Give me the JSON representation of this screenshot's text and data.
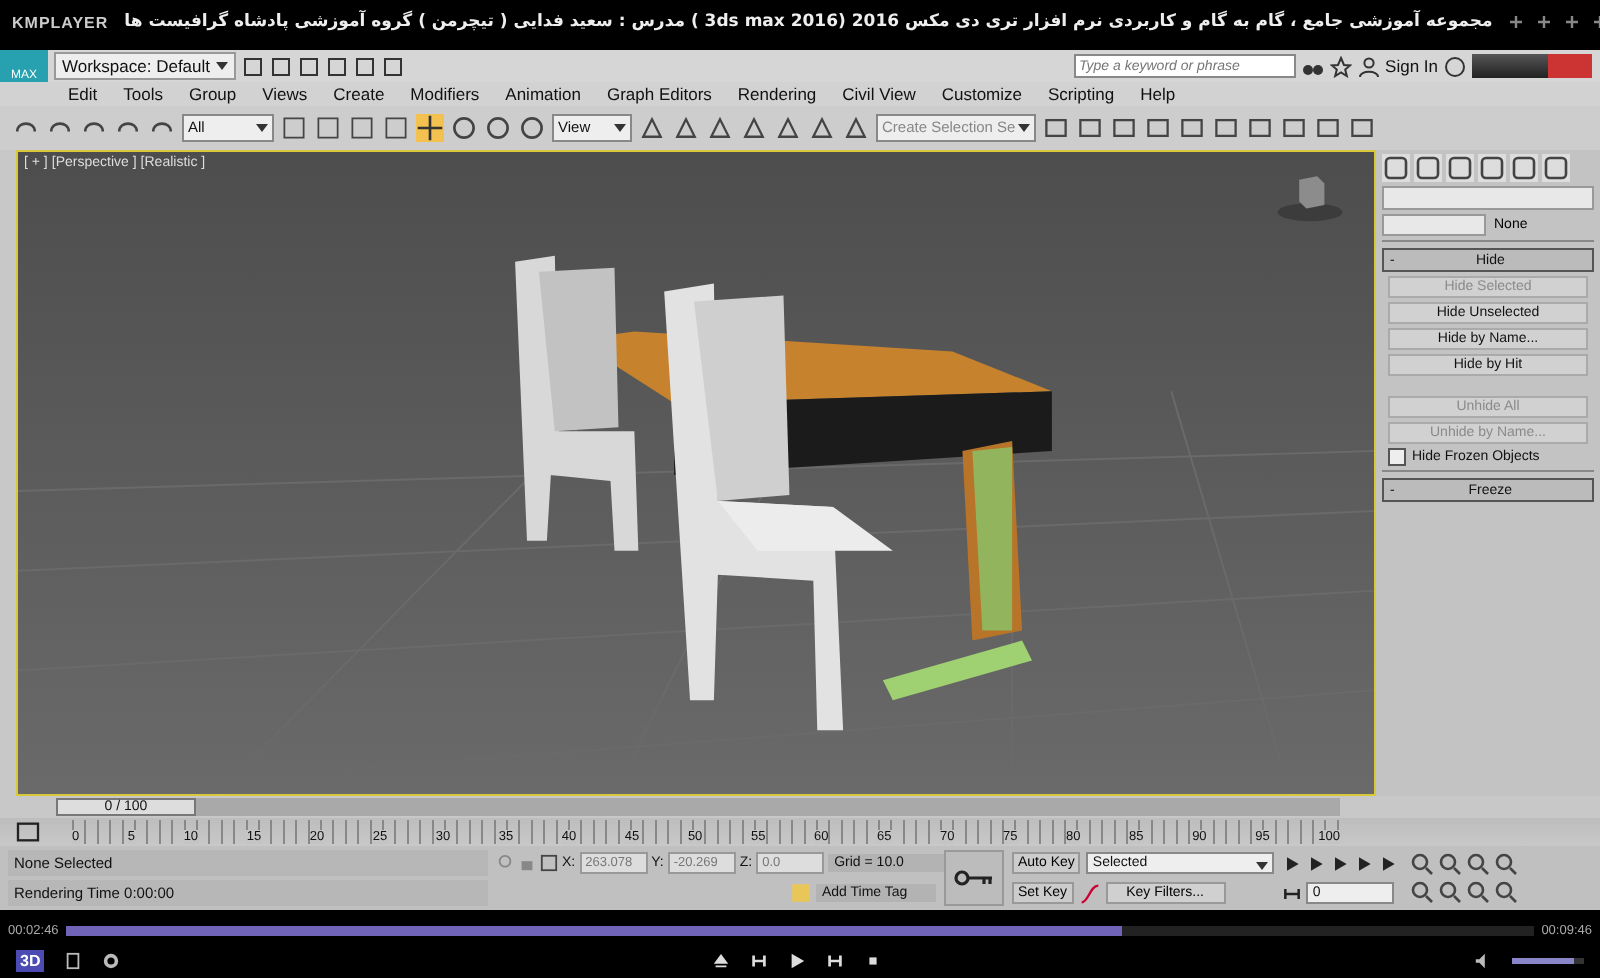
{
  "player": {
    "logo": "KMPLAYER",
    "title": "مجموعه آموزشی جامع ، گام به گام و کاربردی نرم افزار تری دی مکس 2016 (3ds max 2016 )  مدرس : سعید فدایی ( تیچرمن ) گروه آموزشی پادشاه گرافیست ها",
    "time_elapsed": "00:02:46",
    "time_total": "00:09:46",
    "progress": {
      "level": 0.72
    },
    "volume": {
      "level": 0.85
    },
    "mode_button": "3D"
  },
  "app": {
    "logo": "MAX",
    "workspace": "Workspace: Default",
    "search": {
      "placeholder": "Type a keyword or phrase"
    },
    "sign_in": "Sign In",
    "menu": [
      "Edit",
      "Tools",
      "Group",
      "Views",
      "Create",
      "Modifiers",
      "Animation",
      "Graph Editors",
      "Rendering",
      "Civil View",
      "Customize",
      "Scripting",
      "Help"
    ],
    "toolbar": {
      "selection_filter": "All",
      "reference_coord": "View",
      "selection_set": "Create Selection Se"
    },
    "viewport": {
      "labels": [
        "[ + ]",
        "[Perspective ]",
        "[Realistic ]"
      ]
    },
    "command_panel": {
      "name_button": "None",
      "rollouts": [
        {
          "title": "Hide",
          "sign": "-",
          "buttons": [
            {
              "label": "Hide Selected",
              "disabled": true
            },
            {
              "label": "Hide Unselected",
              "disabled": false
            },
            {
              "label": "Hide by Name...",
              "disabled": false
            },
            {
              "label": "Hide by Hit",
              "disabled": false
            }
          ],
          "more_buttons": [
            {
              "label": "Unhide All",
              "disabled": true
            },
            {
              "label": "Unhide by Name...",
              "disabled": true
            }
          ],
          "checkbox": {
            "label": "Hide Frozen Objects",
            "checked": false
          }
        },
        {
          "title": "Freeze",
          "sign": "-"
        }
      ]
    },
    "time_slider": {
      "label": "0 / 100",
      "level": 0
    },
    "track_ticks": [
      "0",
      "5",
      "10",
      "15",
      "20",
      "25",
      "30",
      "35",
      "40",
      "45",
      "50",
      "55",
      "60",
      "65",
      "70",
      "75",
      "80",
      "85",
      "90",
      "95",
      "100"
    ],
    "status": {
      "selection": "None Selected",
      "prompt": "Rendering Time  0:00:00",
      "coords": [
        {
          "label": "X:",
          "value": "263.078"
        },
        {
          "label": "Y:",
          "value": "-20.269"
        },
        {
          "label": "Z:",
          "value": "0.0"
        }
      ],
      "grid": "Grid = 10.0",
      "time_tag": "Add Time Tag",
      "auto_key": "Auto Key",
      "key_mode": "Selected",
      "set_key": "Set Key",
      "key_filters": "Key Filters...",
      "frame": "0"
    }
  }
}
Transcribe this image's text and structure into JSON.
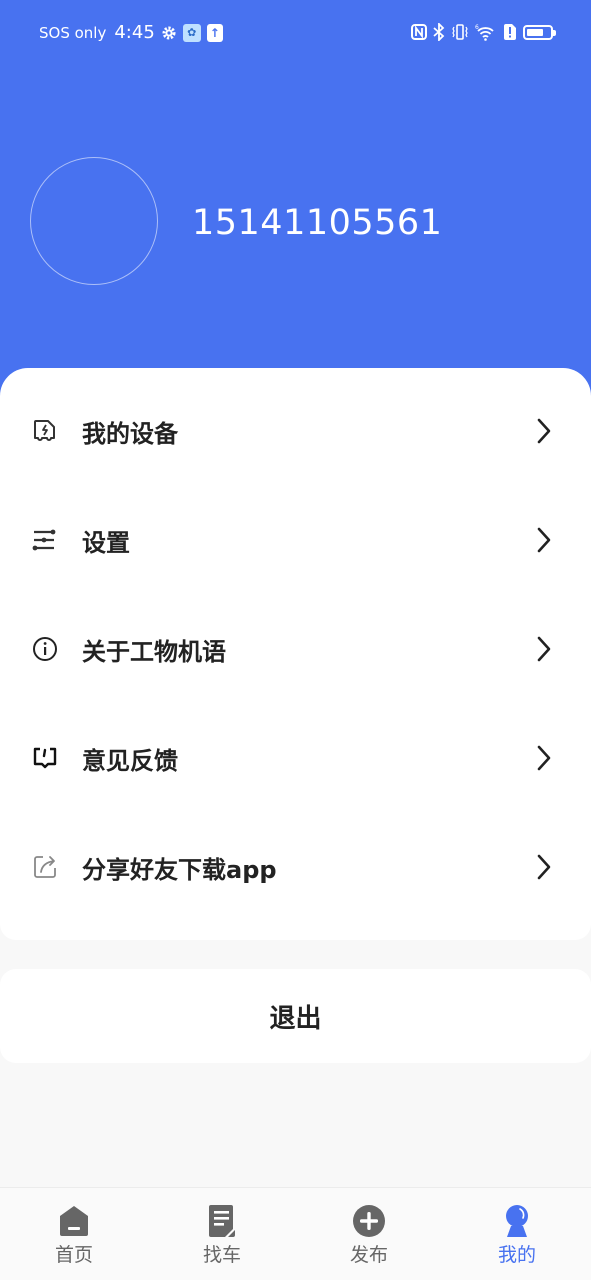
{
  "status_bar": {
    "carrier": "SOS only",
    "time": "4:45",
    "left_icons": [
      "gear-icon",
      "app-notification-icon",
      "upload-icon"
    ],
    "right_icons": [
      "nfc-icon",
      "bluetooth-icon",
      "vibrate-icon",
      "wifi-6-icon",
      "sim-alert-icon",
      "battery-icon"
    ],
    "battery_level_fraction": 0.6
  },
  "profile": {
    "phone": "15141105561"
  },
  "menu": {
    "items": [
      {
        "label": "我的设备",
        "icon": "device-icon"
      },
      {
        "label": "设置",
        "icon": "sliders-icon"
      },
      {
        "label": "关于工物机语",
        "icon": "info-icon"
      },
      {
        "label": "意见反馈",
        "icon": "feedback-icon"
      },
      {
        "label": "分享好友下载app",
        "icon": "share-icon"
      }
    ]
  },
  "logout": {
    "label": "退出"
  },
  "tabbar": {
    "active_index": 3,
    "active_color": "#4872f0",
    "items": [
      {
        "label": "首页",
        "icon": "home-icon"
      },
      {
        "label": "找车",
        "icon": "document-icon"
      },
      {
        "label": "发布",
        "icon": "plus-circle-icon"
      },
      {
        "label": "我的",
        "icon": "person-icon"
      }
    ]
  },
  "colors": {
    "header": "#4872f0",
    "background": "#f8f8f8",
    "text": "#222222"
  }
}
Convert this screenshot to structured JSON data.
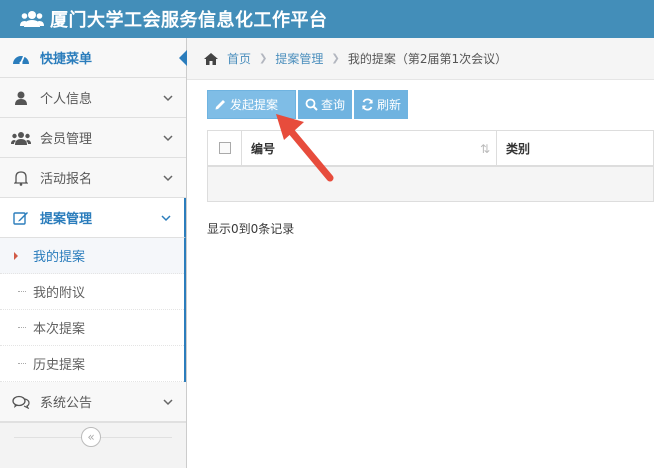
{
  "app": {
    "title": "厦门大学工会服务信息化工作平台"
  },
  "sidebar": {
    "items": [
      {
        "label": "快捷菜单",
        "icon": "dashboard-icon"
      },
      {
        "label": "个人信息",
        "icon": "user-icon"
      },
      {
        "label": "会员管理",
        "icon": "users-icon"
      },
      {
        "label": "活动报名",
        "icon": "bell-icon"
      },
      {
        "label": "提案管理",
        "icon": "edit-icon"
      }
    ],
    "submenu": [
      {
        "label": "我的提案"
      },
      {
        "label": "我的附议"
      },
      {
        "label": "本次提案"
      },
      {
        "label": "历史提案"
      }
    ],
    "last": {
      "label": "系统公告",
      "icon": "comments-icon"
    },
    "collapse": "«"
  },
  "breadcrumb": {
    "home": "首页",
    "section": "提案管理",
    "current": "我的提案（第2届第1次会议）"
  },
  "toolbar": {
    "create_label": "发起提案",
    "query_label": "查询",
    "refresh_label": "刷新"
  },
  "table": {
    "col_no": "编号",
    "col_type": "类别",
    "sort_glyph": "⇅"
  },
  "status": {
    "records": "显示0到0条记录"
  },
  "colors": {
    "header": "#438eb9",
    "accent": "#2b7dbc",
    "button": "#6fb3e0",
    "annotation": "#e74c3c"
  }
}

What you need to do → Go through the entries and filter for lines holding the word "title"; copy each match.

Output of the task →
    "title": "مجموعه آموزشی جامع ، گام به گام و کاربردی نرم افزار تری دی مکس 2016 (3ds max 2016 )  مدرس : سعید فدایی ( تیچرمن ) گروه آموزشی پادشاه گرافیست ها",
          "title": "Hide",
          "title": "Freeze",
    "title": "厦门大学工会服务信息化工作平台"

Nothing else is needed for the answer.